The records section start

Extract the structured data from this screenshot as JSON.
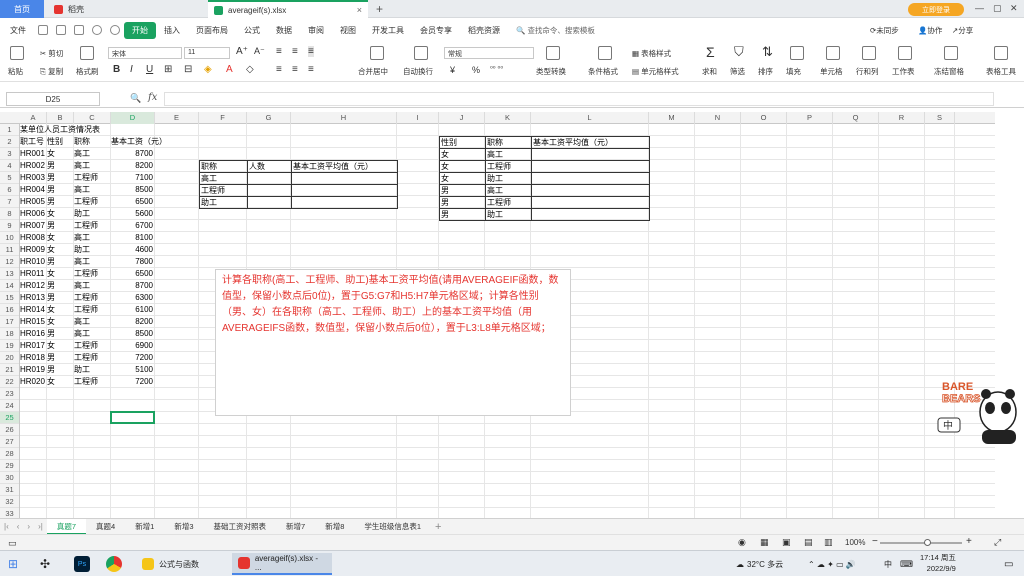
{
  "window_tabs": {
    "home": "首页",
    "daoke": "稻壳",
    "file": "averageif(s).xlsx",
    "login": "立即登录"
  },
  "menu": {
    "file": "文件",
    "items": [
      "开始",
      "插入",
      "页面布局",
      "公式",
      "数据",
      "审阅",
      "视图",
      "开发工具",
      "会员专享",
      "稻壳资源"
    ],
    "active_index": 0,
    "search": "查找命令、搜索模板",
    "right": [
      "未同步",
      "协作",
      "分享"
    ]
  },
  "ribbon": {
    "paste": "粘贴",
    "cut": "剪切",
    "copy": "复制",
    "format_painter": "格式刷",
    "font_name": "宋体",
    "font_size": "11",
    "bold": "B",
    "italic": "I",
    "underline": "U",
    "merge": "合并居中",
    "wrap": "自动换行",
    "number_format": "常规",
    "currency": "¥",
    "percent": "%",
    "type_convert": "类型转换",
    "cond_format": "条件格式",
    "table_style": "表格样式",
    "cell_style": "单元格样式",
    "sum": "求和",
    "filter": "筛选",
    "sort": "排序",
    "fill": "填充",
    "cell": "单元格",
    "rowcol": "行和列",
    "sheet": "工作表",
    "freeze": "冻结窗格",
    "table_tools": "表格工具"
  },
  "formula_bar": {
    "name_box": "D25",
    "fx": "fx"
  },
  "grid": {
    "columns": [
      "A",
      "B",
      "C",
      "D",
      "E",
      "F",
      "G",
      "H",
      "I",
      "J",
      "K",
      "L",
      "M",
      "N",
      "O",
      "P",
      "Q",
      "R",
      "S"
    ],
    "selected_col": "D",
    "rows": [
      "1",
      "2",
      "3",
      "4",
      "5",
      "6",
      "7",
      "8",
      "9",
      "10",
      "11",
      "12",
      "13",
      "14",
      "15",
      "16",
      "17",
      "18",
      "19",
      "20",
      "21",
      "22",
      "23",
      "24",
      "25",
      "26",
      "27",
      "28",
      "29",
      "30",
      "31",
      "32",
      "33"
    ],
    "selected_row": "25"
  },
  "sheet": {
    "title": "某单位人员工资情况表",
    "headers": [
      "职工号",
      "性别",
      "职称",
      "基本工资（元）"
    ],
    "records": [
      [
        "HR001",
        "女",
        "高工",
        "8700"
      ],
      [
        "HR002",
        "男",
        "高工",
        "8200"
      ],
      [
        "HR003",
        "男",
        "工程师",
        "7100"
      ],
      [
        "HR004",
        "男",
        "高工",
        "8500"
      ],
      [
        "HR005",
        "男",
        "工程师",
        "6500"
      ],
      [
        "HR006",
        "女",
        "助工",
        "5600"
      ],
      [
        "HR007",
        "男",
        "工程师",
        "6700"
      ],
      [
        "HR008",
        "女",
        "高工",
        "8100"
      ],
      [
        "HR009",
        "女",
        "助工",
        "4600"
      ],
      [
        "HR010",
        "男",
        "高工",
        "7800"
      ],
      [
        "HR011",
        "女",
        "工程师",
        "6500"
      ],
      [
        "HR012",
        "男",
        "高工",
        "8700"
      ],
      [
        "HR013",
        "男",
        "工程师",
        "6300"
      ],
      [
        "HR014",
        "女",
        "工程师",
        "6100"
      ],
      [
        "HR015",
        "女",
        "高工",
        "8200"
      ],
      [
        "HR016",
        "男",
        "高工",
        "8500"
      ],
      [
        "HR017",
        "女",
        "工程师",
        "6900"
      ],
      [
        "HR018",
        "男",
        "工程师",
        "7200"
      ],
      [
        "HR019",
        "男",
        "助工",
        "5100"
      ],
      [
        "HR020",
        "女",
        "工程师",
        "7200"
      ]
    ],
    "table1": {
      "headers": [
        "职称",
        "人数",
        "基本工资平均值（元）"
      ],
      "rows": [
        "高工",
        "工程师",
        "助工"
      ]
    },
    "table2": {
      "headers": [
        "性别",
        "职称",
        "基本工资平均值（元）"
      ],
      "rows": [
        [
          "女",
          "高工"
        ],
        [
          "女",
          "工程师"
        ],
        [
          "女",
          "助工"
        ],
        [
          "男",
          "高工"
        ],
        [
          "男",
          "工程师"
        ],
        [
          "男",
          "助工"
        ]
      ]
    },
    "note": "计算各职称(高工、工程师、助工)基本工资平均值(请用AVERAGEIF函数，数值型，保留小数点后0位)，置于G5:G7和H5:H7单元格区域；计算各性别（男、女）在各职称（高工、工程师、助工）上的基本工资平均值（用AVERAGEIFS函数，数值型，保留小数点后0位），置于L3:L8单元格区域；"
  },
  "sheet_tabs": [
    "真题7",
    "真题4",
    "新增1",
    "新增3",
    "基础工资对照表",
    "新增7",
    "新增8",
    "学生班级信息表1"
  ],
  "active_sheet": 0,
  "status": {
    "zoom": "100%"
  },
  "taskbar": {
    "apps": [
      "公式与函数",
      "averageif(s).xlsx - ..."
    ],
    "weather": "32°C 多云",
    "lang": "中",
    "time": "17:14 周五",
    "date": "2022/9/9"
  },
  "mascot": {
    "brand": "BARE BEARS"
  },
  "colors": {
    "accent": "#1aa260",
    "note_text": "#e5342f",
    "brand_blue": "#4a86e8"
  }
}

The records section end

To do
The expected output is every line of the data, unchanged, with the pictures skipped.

Exercise solution
Extract the structured data from this screenshot as JSON.
{
  "window_tabs": {
    "home": "首页",
    "daoke": "稻壳",
    "file": "averageif(s).xlsx",
    "login": "立即登录"
  },
  "menu": {
    "file": "文件",
    "items": [
      "开始",
      "插入",
      "页面布局",
      "公式",
      "数据",
      "审阅",
      "视图",
      "开发工具",
      "会员专享",
      "稻壳资源"
    ],
    "active_index": 0,
    "search": "查找命令、搜索模板",
    "right": [
      "未同步",
      "协作",
      "分享"
    ]
  },
  "ribbon": {
    "paste": "粘贴",
    "cut": "剪切",
    "copy": "复制",
    "format_painter": "格式刷",
    "font_name": "宋体",
    "font_size": "11",
    "bold": "B",
    "italic": "I",
    "underline": "U",
    "merge": "合并居中",
    "wrap": "自动换行",
    "number_format": "常规",
    "currency": "¥",
    "percent": "%",
    "type_convert": "类型转换",
    "cond_format": "条件格式",
    "table_style": "表格样式",
    "cell_style": "单元格样式",
    "sum": "求和",
    "filter": "筛选",
    "sort": "排序",
    "fill": "填充",
    "cell": "单元格",
    "rowcol": "行和列",
    "sheet": "工作表",
    "freeze": "冻结窗格",
    "table_tools": "表格工具"
  },
  "formula_bar": {
    "name_box": "D25",
    "fx": "fx"
  },
  "grid": {
    "columns": [
      "A",
      "B",
      "C",
      "D",
      "E",
      "F",
      "G",
      "H",
      "I",
      "J",
      "K",
      "L",
      "M",
      "N",
      "O",
      "P",
      "Q",
      "R",
      "S"
    ],
    "selected_col": "D",
    "rows": [
      "1",
      "2",
      "3",
      "4",
      "5",
      "6",
      "7",
      "8",
      "9",
      "10",
      "11",
      "12",
      "13",
      "14",
      "15",
      "16",
      "17",
      "18",
      "19",
      "20",
      "21",
      "22",
      "23",
      "24",
      "25",
      "26",
      "27",
      "28",
      "29",
      "30",
      "31",
      "32",
      "33"
    ],
    "selected_row": "25"
  },
  "sheet": {
    "title": "某单位人员工资情况表",
    "headers": [
      "职工号",
      "性别",
      "职称",
      "基本工资（元）"
    ],
    "records": [
      [
        "HR001",
        "女",
        "高工",
        "8700"
      ],
      [
        "HR002",
        "男",
        "高工",
        "8200"
      ],
      [
        "HR003",
        "男",
        "工程师",
        "7100"
      ],
      [
        "HR004",
        "男",
        "高工",
        "8500"
      ],
      [
        "HR005",
        "男",
        "工程师",
        "6500"
      ],
      [
        "HR006",
        "女",
        "助工",
        "5600"
      ],
      [
        "HR007",
        "男",
        "工程师",
        "6700"
      ],
      [
        "HR008",
        "女",
        "高工",
        "8100"
      ],
      [
        "HR009",
        "女",
        "助工",
        "4600"
      ],
      [
        "HR010",
        "男",
        "高工",
        "7800"
      ],
      [
        "HR011",
        "女",
        "工程师",
        "6500"
      ],
      [
        "HR012",
        "男",
        "高工",
        "8700"
      ],
      [
        "HR013",
        "男",
        "工程师",
        "6300"
      ],
      [
        "HR014",
        "女",
        "工程师",
        "6100"
      ],
      [
        "HR015",
        "女",
        "高工",
        "8200"
      ],
      [
        "HR016",
        "男",
        "高工",
        "8500"
      ],
      [
        "HR017",
        "女",
        "工程师",
        "6900"
      ],
      [
        "HR018",
        "男",
        "工程师",
        "7200"
      ],
      [
        "HR019",
        "男",
        "助工",
        "5100"
      ],
      [
        "HR020",
        "女",
        "工程师",
        "7200"
      ]
    ],
    "table1": {
      "headers": [
        "职称",
        "人数",
        "基本工资平均值（元）"
      ],
      "rows": [
        "高工",
        "工程师",
        "助工"
      ]
    },
    "table2": {
      "headers": [
        "性别",
        "职称",
        "基本工资平均值（元）"
      ],
      "rows": [
        [
          "女",
          "高工"
        ],
        [
          "女",
          "工程师"
        ],
        [
          "女",
          "助工"
        ],
        [
          "男",
          "高工"
        ],
        [
          "男",
          "工程师"
        ],
        [
          "男",
          "助工"
        ]
      ]
    },
    "note": "计算各职称(高工、工程师、助工)基本工资平均值(请用AVERAGEIF函数，数值型，保留小数点后0位)，置于G5:G7和H5:H7单元格区域；计算各性别（男、女）在各职称（高工、工程师、助工）上的基本工资平均值（用AVERAGEIFS函数，数值型，保留小数点后0位），置于L3:L8单元格区域；"
  },
  "sheet_tabs": [
    "真题7",
    "真题4",
    "新增1",
    "新增3",
    "基础工资对照表",
    "新增7",
    "新增8",
    "学生班级信息表1"
  ],
  "active_sheet": 0,
  "status": {
    "zoom": "100%"
  },
  "taskbar": {
    "apps": [
      "公式与函数",
      "averageif(s).xlsx - ..."
    ],
    "weather": "32°C 多云",
    "lang": "中",
    "time": "17:14 周五",
    "date": "2022/9/9"
  },
  "mascot": {
    "brand": "BARE BEARS"
  },
  "colors": {
    "accent": "#1aa260",
    "note_text": "#e5342f",
    "brand_blue": "#4a86e8"
  }
}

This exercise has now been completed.